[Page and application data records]
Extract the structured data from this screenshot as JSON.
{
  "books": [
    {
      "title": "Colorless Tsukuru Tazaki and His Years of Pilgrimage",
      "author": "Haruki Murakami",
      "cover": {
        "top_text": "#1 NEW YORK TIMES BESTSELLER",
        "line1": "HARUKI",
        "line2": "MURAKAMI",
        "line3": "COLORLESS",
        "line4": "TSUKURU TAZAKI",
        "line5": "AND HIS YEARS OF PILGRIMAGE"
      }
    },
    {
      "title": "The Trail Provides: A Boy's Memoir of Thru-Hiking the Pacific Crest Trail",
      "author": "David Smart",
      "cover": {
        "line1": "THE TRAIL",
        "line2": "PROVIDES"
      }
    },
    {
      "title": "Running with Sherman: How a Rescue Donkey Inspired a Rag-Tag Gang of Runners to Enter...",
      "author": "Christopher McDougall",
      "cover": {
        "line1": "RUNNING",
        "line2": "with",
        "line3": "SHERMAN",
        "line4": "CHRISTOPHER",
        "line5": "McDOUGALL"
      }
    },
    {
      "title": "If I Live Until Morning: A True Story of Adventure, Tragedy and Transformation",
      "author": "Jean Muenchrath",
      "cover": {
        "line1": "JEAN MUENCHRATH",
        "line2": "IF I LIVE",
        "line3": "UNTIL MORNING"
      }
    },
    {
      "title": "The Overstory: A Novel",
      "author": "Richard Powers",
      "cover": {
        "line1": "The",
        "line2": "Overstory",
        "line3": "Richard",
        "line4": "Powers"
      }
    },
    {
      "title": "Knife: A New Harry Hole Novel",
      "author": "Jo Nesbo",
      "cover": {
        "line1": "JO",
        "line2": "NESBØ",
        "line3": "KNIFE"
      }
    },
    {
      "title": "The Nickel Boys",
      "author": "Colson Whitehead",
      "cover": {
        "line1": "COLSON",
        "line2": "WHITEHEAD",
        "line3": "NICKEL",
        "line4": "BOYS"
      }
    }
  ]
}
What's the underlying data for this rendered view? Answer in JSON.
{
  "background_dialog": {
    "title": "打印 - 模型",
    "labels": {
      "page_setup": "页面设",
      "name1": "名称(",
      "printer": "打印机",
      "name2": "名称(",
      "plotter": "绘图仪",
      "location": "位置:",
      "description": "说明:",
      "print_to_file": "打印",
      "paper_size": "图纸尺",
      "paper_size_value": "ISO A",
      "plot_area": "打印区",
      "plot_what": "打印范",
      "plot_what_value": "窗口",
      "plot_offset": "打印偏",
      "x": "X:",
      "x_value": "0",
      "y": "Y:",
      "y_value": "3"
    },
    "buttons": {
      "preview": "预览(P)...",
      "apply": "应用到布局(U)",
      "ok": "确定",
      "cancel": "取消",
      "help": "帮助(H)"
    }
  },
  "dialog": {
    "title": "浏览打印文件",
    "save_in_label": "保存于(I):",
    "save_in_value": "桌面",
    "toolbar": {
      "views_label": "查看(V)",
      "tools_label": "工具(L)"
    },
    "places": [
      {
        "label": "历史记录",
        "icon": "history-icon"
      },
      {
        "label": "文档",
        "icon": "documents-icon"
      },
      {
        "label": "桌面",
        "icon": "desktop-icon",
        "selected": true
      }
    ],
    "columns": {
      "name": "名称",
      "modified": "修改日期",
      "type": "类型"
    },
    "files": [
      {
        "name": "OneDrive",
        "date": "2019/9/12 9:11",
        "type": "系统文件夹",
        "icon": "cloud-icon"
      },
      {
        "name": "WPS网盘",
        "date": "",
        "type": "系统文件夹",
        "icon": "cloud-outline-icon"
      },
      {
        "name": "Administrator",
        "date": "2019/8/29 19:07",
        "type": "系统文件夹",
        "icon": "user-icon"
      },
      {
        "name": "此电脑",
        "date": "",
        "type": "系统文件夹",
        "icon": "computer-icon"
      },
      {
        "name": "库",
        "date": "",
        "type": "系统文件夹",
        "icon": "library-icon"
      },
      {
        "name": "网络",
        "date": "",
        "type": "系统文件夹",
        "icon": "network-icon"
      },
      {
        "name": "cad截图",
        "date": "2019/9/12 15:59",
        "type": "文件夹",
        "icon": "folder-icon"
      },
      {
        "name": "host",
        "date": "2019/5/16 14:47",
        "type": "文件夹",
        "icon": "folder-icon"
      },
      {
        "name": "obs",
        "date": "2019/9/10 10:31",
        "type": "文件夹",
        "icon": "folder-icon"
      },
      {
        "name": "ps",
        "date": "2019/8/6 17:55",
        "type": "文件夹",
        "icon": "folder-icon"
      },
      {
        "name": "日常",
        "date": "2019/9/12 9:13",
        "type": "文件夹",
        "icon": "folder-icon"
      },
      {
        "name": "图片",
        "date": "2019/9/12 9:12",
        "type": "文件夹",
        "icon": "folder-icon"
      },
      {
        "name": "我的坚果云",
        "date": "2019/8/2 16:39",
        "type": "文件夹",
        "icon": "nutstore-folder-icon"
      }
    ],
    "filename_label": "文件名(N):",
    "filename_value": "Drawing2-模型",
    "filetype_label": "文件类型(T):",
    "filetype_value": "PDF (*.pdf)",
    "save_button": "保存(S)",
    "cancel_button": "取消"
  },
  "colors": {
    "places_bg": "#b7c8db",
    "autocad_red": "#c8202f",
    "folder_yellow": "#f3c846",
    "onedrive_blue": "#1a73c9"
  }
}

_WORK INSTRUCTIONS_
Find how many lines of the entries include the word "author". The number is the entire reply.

_SOLUTION FOR THIS EXERCISE_
7